[[ Records supplied open ]]
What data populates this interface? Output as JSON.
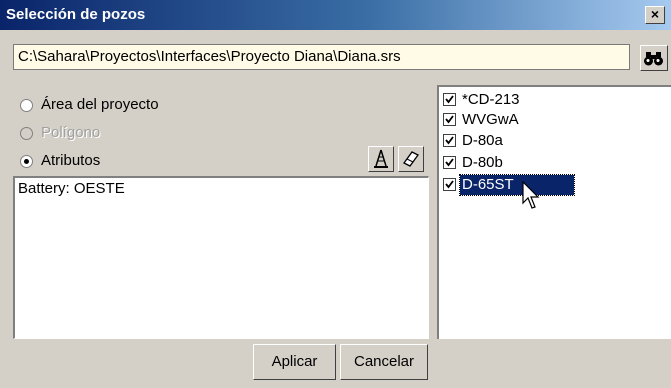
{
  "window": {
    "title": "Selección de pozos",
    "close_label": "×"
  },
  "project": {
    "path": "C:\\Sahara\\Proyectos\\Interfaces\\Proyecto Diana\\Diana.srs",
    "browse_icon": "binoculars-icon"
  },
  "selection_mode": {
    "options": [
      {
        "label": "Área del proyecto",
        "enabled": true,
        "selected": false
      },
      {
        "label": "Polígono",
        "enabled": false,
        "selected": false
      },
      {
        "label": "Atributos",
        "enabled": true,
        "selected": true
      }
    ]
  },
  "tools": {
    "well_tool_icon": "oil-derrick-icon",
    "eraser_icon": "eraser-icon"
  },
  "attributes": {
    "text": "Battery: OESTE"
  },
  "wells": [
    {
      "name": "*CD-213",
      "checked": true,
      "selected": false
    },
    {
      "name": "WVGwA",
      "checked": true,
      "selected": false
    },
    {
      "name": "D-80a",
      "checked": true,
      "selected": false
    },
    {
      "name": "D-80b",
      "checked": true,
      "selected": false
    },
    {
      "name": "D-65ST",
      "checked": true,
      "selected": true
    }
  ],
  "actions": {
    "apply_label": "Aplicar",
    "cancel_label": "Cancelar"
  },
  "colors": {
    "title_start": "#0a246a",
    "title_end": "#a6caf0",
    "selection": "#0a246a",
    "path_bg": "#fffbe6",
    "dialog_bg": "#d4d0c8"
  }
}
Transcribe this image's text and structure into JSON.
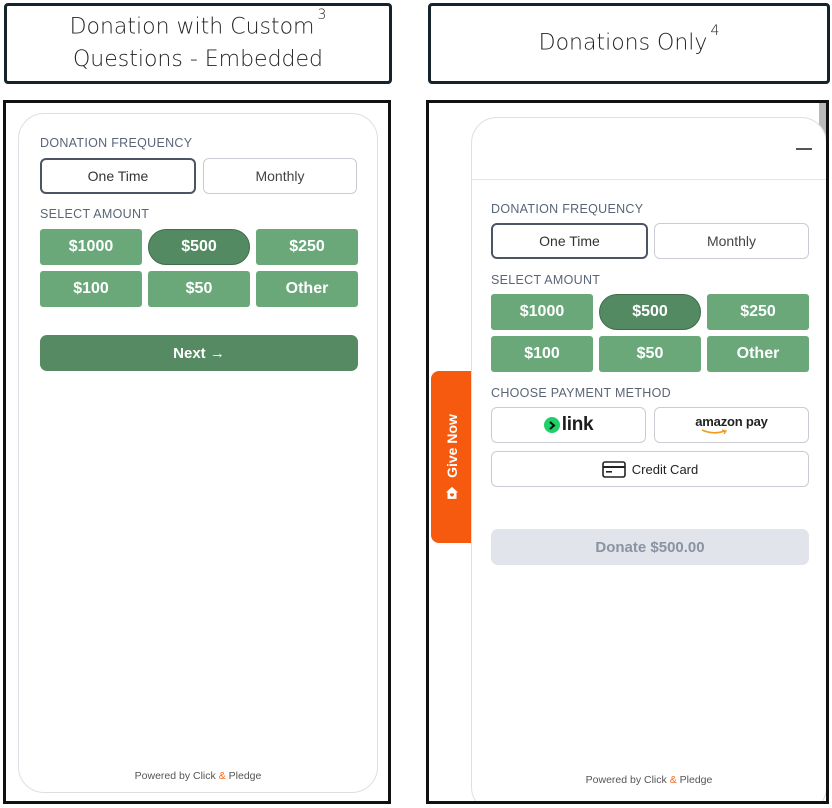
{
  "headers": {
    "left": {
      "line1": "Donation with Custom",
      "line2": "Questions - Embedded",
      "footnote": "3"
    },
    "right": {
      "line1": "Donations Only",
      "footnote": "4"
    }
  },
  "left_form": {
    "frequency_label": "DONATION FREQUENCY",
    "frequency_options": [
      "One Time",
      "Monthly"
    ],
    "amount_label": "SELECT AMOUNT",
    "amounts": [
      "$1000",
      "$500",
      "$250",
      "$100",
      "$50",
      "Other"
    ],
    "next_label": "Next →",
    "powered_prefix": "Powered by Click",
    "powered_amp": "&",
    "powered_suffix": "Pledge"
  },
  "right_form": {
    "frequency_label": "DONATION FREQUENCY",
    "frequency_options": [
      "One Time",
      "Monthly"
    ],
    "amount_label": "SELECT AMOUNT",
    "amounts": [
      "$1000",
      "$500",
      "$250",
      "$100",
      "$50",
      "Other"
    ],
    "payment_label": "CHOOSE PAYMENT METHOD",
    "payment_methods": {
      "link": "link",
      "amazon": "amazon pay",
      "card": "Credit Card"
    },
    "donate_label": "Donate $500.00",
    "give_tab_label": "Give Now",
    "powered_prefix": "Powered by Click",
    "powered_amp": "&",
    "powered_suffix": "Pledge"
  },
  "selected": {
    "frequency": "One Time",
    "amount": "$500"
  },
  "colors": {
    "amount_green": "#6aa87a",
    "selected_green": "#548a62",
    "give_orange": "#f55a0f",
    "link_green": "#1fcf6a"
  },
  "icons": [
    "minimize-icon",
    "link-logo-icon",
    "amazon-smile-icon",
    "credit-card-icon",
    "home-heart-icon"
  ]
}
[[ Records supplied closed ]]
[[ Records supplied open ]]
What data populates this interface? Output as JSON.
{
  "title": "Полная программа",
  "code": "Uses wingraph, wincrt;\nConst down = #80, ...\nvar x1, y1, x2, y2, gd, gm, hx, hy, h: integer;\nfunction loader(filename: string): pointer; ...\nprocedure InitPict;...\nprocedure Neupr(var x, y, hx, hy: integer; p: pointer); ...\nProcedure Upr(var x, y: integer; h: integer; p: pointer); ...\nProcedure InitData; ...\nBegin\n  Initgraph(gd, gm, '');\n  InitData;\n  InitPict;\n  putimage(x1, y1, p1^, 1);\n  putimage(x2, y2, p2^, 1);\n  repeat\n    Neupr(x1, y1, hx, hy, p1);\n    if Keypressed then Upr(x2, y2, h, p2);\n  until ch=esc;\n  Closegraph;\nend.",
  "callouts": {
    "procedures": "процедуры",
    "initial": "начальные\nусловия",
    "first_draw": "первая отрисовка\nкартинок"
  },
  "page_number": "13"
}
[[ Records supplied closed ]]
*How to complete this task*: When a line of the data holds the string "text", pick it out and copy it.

*Solution to the problem*:
    "text": "Battery: OESTE"
Transcribe this image's text and structure into JSON.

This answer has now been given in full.